View up the stair from the lower ground floor showing the steel and plywood apex ceiling.

‘This is the single largest development in the Black Country Living Museum’s history. Napier Clarke Architects assembled a team and proposal that skilfully responded to the brief, with the right balance of originality, workability and visual impact. As a client, I was involved and supported. The approach saw our vision realised, and more.

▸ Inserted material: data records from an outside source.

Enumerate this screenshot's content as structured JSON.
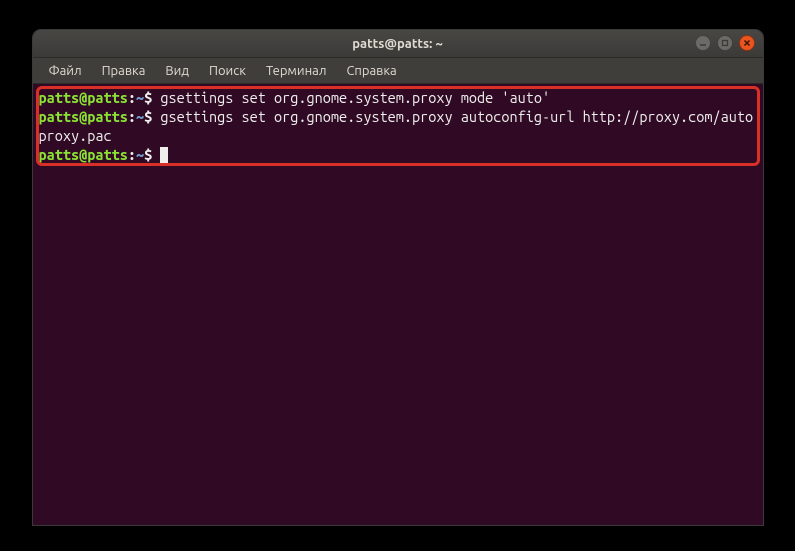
{
  "titlebar": {
    "title": "patts@patts: ~"
  },
  "menu": {
    "file": "Файл",
    "edit": "Правка",
    "view": "Вид",
    "search": "Поиск",
    "terminal": "Терминал",
    "help": "Справка"
  },
  "prompt": {
    "userhost": "patts@patts",
    "colon": ":",
    "path": "~",
    "dollar": "$"
  },
  "lines": {
    "cmd1": "gsettings set org.gnome.system.proxy mode 'auto'",
    "cmd2": "gsettings set org.gnome.system.proxy autoconfig-url http://proxy.com/autoproxy.pac"
  }
}
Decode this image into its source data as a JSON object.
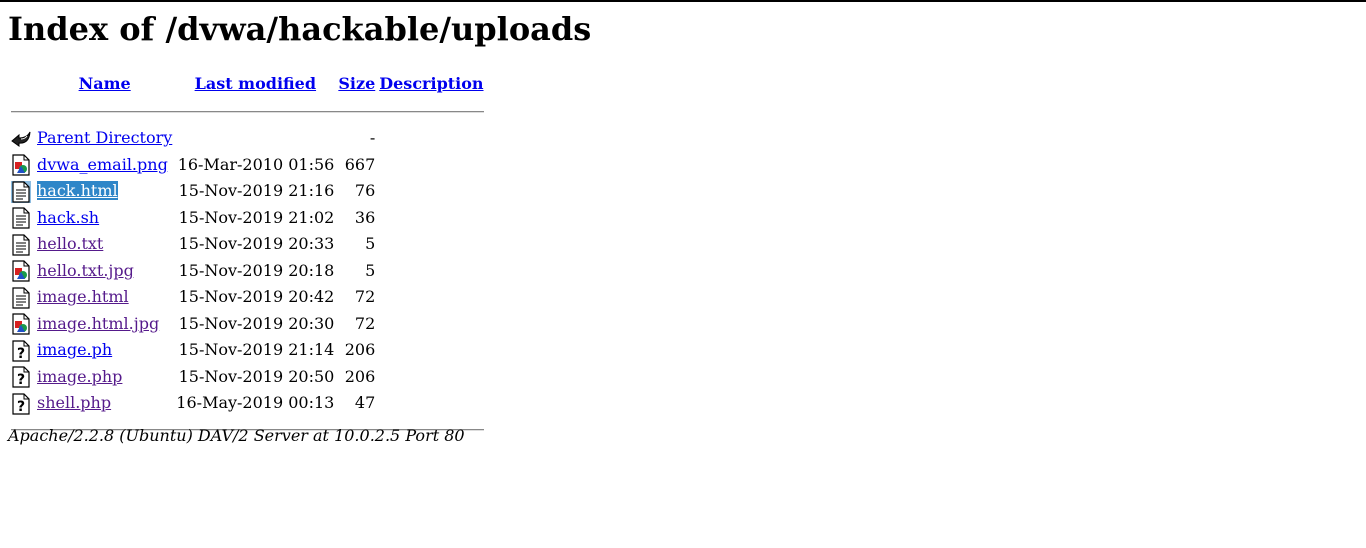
{
  "page": {
    "title": "Index of /dvwa/hackable/uploads"
  },
  "columns": {
    "name": "Name",
    "last_modified": "Last modified",
    "size": "Size",
    "description": "Description"
  },
  "files": [
    {
      "name": "Parent Directory",
      "date": "",
      "size": "-",
      "icon": "back-icon",
      "visited": false,
      "selected": false
    },
    {
      "name": "dvwa_email.png",
      "date": "16-Mar-2010 01:56",
      "size": "667",
      "icon": "image-file-icon",
      "visited": false,
      "selected": false
    },
    {
      "name": "hack.html",
      "date": "15-Nov-2019 21:16",
      "size": "76",
      "icon": "text-file-icon",
      "visited": false,
      "selected": true
    },
    {
      "name": "hack.sh",
      "date": "15-Nov-2019 21:02",
      "size": "36",
      "icon": "text-file-icon",
      "visited": false,
      "selected": false
    },
    {
      "name": "hello.txt",
      "date": "15-Nov-2019 20:33",
      "size": "5",
      "icon": "text-file-icon",
      "visited": true,
      "selected": false
    },
    {
      "name": "hello.txt.jpg",
      "date": "15-Nov-2019 20:18",
      "size": "5",
      "icon": "image-file-icon",
      "visited": true,
      "selected": false
    },
    {
      "name": "image.html",
      "date": "15-Nov-2019 20:42",
      "size": "72",
      "icon": "text-file-icon",
      "visited": true,
      "selected": false
    },
    {
      "name": "image.html.jpg",
      "date": "15-Nov-2019 20:30",
      "size": "72",
      "icon": "image-file-icon",
      "visited": true,
      "selected": false
    },
    {
      "name": "image.ph",
      "date": "15-Nov-2019 21:14",
      "size": "206",
      "icon": "unknown-file-icon",
      "visited": false,
      "selected": false
    },
    {
      "name": "image.php",
      "date": "15-Nov-2019 20:50",
      "size": "206",
      "icon": "unknown-file-icon",
      "visited": true,
      "selected": false
    },
    {
      "name": "shell.php",
      "date": "16-May-2019 00:13",
      "size": "47",
      "icon": "unknown-file-icon",
      "visited": true,
      "selected": false
    }
  ],
  "footer": {
    "server": "Apache/2.2.8 (Ubuntu) DAV/2 Server at 10.0.2.5 Port 80"
  },
  "colors": {
    "link": "#0000ee",
    "visited": "#551a8b",
    "selection": "#2f86c8"
  }
}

It was no mean feat – “bostin” as we say in the West Midlands.’

Andrew Lovett OBE, chief executive, Black Country Living Museum

Press and awards

2024 RIBA Regional Award, West Midlands

2024 Civic Trust Awards – Winner – Highly commended

2023 AJ Awards, Civic building – Shortlist

2023 Brick Awards, Public Building – Winner

Reviewed in the RIBA Journal


Case study: Black Country Living by Napier Clarke Architects (

One of the three zinc columes of the visitor centre cantilevering into the surrounding woodland landscape.


Site plan

Site plan of the Black Country Living Museum showing the three connected volumes of the visitor centre.

Ground and lower ground floor plan

Ground floor plan showing three connected buildings.Lower ground floor plan.


Side and rear elevations.


Design Team

Quantity Surveyor – MDA consulting

Structural Engineer (RIBA stages 2-4) – Donald McIntyre Design

Landscape Architect – Redkite Network

Services and Sustainability Consultant – BWB consulting

Employers Agent – MDA consulting

Structural Engineer (RIBA stages 5-6) – HSP Consulting Engineers

Air Tightness Consultant – Stroma Consultant

Fire Consultant – IFC Group

Visualisation – Napier Clarke

Contractor Team

Main Contractor- Balfour Beatty

Mechanical and Building Services – Steane

Cladding and Roofing – RLW roofing

Windows and Doors – APiC UK

Steel Frame – Reynolds and Litchfield

Timber and Acoustics soffits – Broughton’s Plastering Contractors

Rooflights – Velux Commercial

Precast concrete stair and precast panels – Longley Concrete

Retail furniture - ARJ CRE8 Ltd

Architectural Metalwork – AMI Sheffield


Lorenzo Zandri


Click Click - Jim Stephenson